Relaxing by the side of the river, unwinding after work. Just another day in Montana.
Western end of the Cloud Peak Skyway, a road that passes through the southern end of the Bighorn Mountains in Wyoming.
Early morning view of Mesa Falls, on the Snake River in Idaho.
Not sure what happened here. Did they give up halfway through building it, or tearing it down?
Just another roadside shot. Click to see a larger version.
View from the road approaching Square Butte, Montana.
Twin Lakes, Absaroka Mountains, Wyoming, on a summer morning.
On the road from Yellowstone to Cody, Wyoming. Looking across the north fork of the Shoshone River. Need to start packing a fishing rod along with the camera…
When I’m on the road I always try to find somewhere with a good view to take a break and watch the colors change as the sun sets.
Exploring back roads in the mountains can be frustrating. You might spend an hour bouncing down a dirt track, negotiating past washouts and fallen trees, and there is nothing to see but that endless dirt road and trees that all look the same on either side. You’re tired, your whole body hurts from all of the bouncing around, and you start thinking about turning back. Then, up ahead, you see sunlight and a patch of blue sky. You break out into the clear – the whole world is spread out before you – and even the long drive back down the mountain seems worthwhile.
Watching a spring storm move in from the shore of Puget Sound. This image has been posted to the site before – I published a color version that looked pretty good but didn’t capture how complex and interesting the sky was on that afternoon.
One from the archives… Abandoned building at Northern State Hospital, a.k.a. “The Bughouse”, a mental hospital complex near Seattle built in 1912 and used until 1973.
Looking south from the top of Beartooth Pass, Wyoming. Summer morning view of Black Stone Lake and the Absaroka Mountains. Elevation 11,000 feet.
Owl Creek Mountains, Wyoming.

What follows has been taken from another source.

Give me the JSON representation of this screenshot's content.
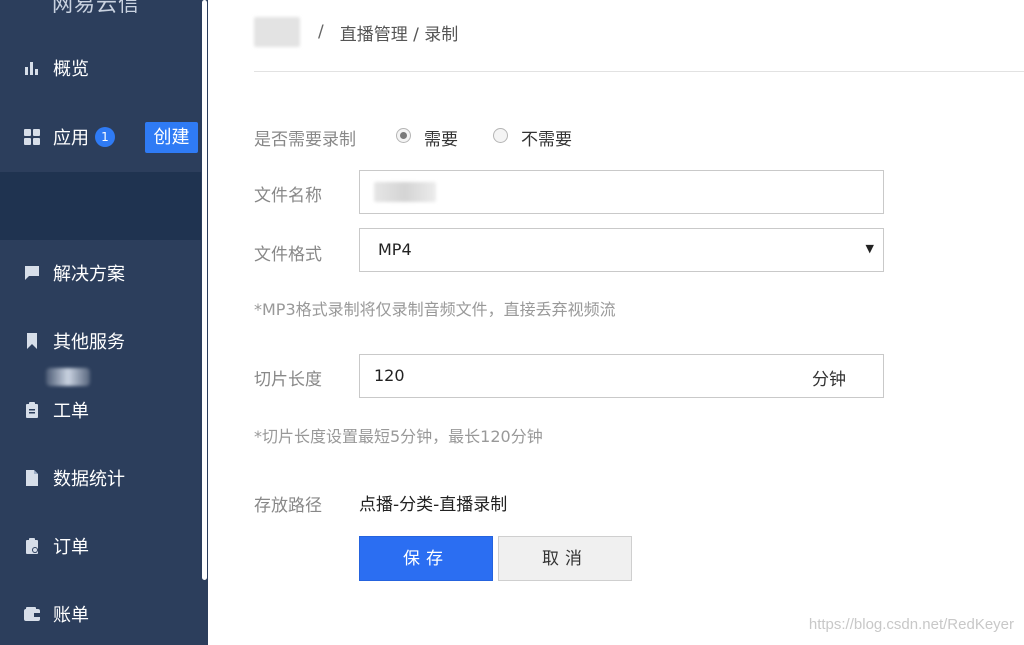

This is an experimental shot that combines two techniques. It is a panorama – four images combined to get a wide final image. Each of the images used to create the panorama is an HDR (high dynamic range) image – three exposures (one overexposed, one normal exposure, one underexposed) combined to bring out color and detail beyond what you can get with a single exposure.